Task objective >>
Using the entries below, output exactly the line containing "Decode this image" and all lines that follow it to the end.

Records shown >>
* * * *

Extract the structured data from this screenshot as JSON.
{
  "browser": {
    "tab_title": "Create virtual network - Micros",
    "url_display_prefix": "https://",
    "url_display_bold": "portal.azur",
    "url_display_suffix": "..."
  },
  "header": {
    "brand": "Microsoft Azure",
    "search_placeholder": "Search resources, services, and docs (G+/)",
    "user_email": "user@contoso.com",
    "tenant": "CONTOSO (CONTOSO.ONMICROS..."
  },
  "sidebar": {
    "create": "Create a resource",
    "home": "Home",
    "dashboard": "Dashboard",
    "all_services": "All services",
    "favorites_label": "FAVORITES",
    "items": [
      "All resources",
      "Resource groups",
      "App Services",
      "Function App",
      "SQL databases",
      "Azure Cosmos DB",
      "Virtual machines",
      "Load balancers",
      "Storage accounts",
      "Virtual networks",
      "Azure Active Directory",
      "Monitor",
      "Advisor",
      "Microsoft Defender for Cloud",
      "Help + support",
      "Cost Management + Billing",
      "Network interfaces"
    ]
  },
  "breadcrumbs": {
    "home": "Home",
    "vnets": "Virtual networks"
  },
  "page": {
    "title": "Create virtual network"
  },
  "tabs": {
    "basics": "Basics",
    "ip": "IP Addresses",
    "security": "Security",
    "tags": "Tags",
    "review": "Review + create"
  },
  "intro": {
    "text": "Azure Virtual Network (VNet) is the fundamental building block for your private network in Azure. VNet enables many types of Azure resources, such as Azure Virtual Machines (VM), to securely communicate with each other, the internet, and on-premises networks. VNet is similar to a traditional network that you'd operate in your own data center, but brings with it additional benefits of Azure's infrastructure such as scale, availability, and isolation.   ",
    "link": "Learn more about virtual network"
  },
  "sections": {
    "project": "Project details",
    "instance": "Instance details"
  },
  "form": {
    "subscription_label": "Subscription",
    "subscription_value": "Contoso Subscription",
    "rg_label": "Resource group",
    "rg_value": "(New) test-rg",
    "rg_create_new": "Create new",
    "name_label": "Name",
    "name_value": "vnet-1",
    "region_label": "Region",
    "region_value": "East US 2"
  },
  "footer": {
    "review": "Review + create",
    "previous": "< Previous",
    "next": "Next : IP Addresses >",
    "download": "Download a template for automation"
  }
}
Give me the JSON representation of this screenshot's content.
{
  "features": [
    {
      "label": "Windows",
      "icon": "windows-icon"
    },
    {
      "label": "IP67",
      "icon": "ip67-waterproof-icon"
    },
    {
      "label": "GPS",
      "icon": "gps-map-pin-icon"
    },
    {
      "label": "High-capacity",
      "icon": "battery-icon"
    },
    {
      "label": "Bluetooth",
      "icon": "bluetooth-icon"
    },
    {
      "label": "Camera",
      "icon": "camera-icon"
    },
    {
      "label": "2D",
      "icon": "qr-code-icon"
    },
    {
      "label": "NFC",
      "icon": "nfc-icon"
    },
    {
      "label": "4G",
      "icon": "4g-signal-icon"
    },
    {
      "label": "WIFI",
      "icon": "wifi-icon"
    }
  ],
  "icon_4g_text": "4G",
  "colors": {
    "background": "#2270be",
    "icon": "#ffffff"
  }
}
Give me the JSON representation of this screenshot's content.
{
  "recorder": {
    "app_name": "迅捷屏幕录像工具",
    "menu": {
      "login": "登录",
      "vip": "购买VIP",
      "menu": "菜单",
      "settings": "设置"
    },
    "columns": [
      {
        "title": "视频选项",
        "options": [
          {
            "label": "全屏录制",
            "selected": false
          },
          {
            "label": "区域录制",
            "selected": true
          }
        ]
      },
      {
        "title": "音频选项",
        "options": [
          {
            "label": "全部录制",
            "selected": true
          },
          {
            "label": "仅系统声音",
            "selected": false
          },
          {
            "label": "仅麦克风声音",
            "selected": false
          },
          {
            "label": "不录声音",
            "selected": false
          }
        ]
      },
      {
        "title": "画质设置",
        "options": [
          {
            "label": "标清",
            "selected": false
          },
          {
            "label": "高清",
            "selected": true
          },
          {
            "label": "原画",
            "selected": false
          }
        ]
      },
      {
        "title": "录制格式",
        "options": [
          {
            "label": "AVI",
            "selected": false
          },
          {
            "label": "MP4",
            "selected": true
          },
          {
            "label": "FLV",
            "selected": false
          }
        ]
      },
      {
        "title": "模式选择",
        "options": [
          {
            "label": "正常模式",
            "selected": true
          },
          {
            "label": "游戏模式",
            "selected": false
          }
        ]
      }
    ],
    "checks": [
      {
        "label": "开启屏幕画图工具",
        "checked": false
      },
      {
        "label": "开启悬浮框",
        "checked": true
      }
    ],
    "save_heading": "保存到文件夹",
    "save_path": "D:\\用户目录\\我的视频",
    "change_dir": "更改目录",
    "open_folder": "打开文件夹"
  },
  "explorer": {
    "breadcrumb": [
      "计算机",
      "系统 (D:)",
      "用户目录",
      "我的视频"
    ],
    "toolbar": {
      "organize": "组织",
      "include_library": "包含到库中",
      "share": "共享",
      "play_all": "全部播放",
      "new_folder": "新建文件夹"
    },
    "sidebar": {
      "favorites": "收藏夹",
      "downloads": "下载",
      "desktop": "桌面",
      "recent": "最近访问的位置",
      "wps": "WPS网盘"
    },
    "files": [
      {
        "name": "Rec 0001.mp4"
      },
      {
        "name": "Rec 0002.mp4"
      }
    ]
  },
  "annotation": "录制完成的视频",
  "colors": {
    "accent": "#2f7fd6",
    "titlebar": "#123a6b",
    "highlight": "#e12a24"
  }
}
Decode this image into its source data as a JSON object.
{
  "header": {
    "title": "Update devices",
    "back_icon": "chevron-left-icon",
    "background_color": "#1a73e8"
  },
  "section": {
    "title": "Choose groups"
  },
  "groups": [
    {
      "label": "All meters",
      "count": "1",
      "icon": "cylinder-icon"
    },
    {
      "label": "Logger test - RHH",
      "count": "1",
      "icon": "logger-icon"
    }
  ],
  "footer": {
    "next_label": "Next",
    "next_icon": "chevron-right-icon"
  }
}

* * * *

Response area >>
Decode this image into its source data as a JSON object.
{
  "header": {
    "title": "Update devices",
    "back_icon": "chevron-left-icon",
    "background_color": "#1a73e8"
  },
  "section": {
    "title": "Choose groups"
  },
  "groups": [
    {
      "label": "All meters",
      "count": "1",
      "icon": "cylinder-icon"
    },
    {
      "label": "Logger test - RHH",
      "count": "1",
      "icon": "logger-icon"
    }
  ],
  "footer": {
    "next_label": "Next",
    "next_icon": "chevron-right-icon"
  }
}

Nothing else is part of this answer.